DATA IN THIS EXERCISE Start Marker
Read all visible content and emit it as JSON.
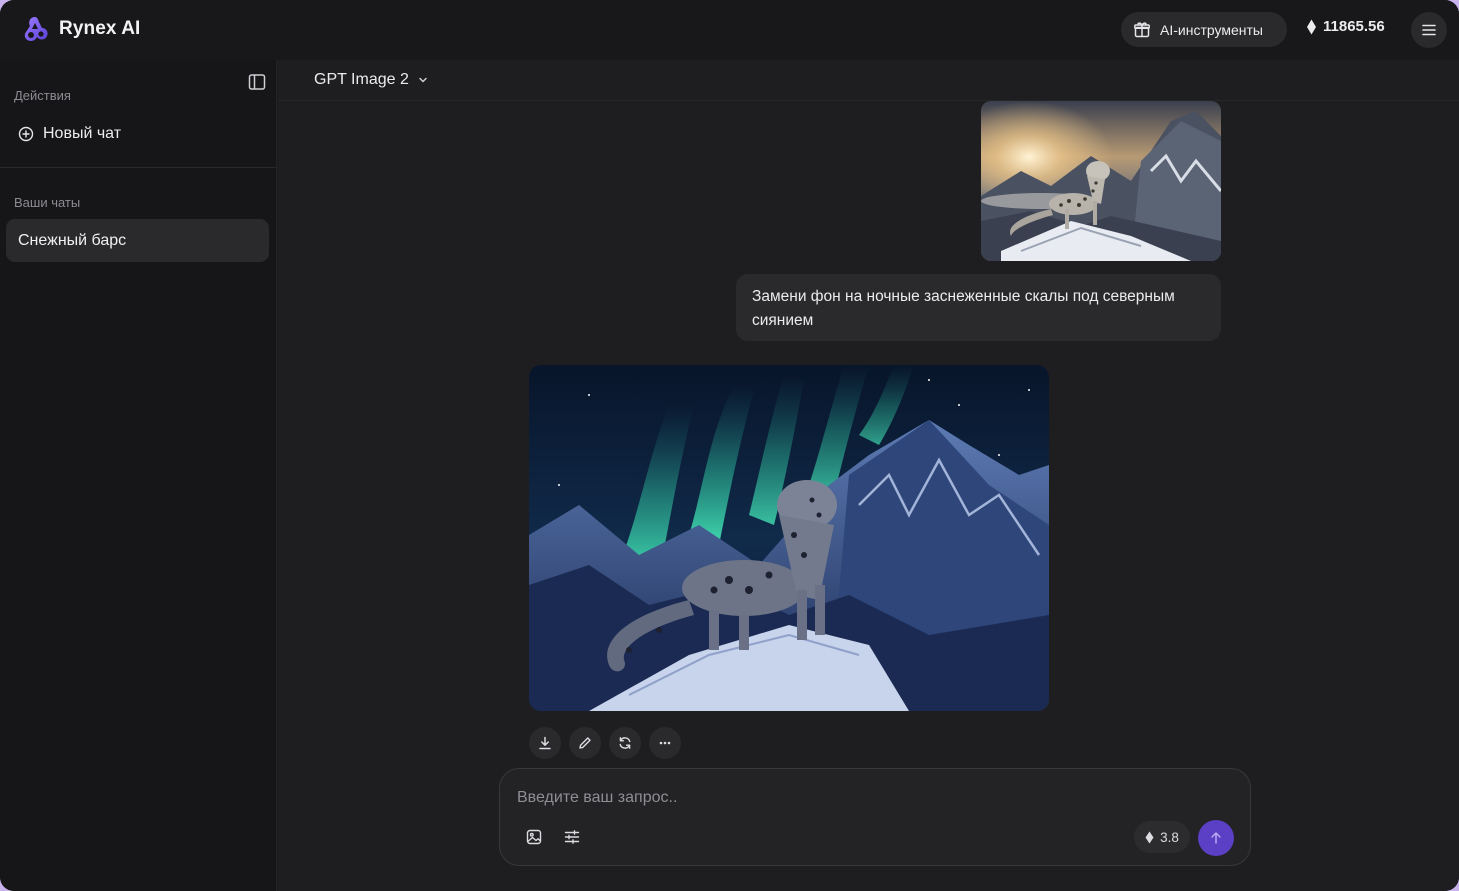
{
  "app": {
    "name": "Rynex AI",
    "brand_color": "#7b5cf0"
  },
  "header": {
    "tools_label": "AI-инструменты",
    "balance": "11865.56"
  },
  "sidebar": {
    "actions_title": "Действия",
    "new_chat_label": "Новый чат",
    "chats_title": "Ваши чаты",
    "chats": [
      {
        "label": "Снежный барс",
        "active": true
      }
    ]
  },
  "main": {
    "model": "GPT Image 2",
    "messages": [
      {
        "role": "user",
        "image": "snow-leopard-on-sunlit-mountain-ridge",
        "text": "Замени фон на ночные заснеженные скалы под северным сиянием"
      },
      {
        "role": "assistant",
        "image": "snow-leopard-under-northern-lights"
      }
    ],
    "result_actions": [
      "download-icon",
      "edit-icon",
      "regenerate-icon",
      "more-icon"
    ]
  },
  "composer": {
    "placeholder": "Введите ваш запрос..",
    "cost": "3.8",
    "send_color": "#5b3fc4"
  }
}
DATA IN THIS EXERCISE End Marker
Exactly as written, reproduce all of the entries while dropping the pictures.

RESPONSE AREA:
Read all visible content and emit it as JSON.
{
  "app": {
    "name": "Rynex AI",
    "brand_color": "#7b5cf0"
  },
  "header": {
    "tools_label": "AI-инструменты",
    "balance": "11865.56"
  },
  "sidebar": {
    "actions_title": "Действия",
    "new_chat_label": "Новый чат",
    "chats_title": "Ваши чаты",
    "chats": [
      {
        "label": "Снежный барс",
        "active": true
      }
    ]
  },
  "main": {
    "model": "GPT Image 2",
    "messages": [
      {
        "role": "user",
        "image": "snow-leopard-on-sunlit-mountain-ridge",
        "text": "Замени фон на ночные заснеженные скалы под северным сиянием"
      },
      {
        "role": "assistant",
        "image": "snow-leopard-under-northern-lights"
      }
    ],
    "result_actions": [
      "download-icon",
      "edit-icon",
      "regenerate-icon",
      "more-icon"
    ]
  },
  "composer": {
    "placeholder": "Введите ваш запрос..",
    "cost": "3.8",
    "send_color": "#5b3fc4"
  }
}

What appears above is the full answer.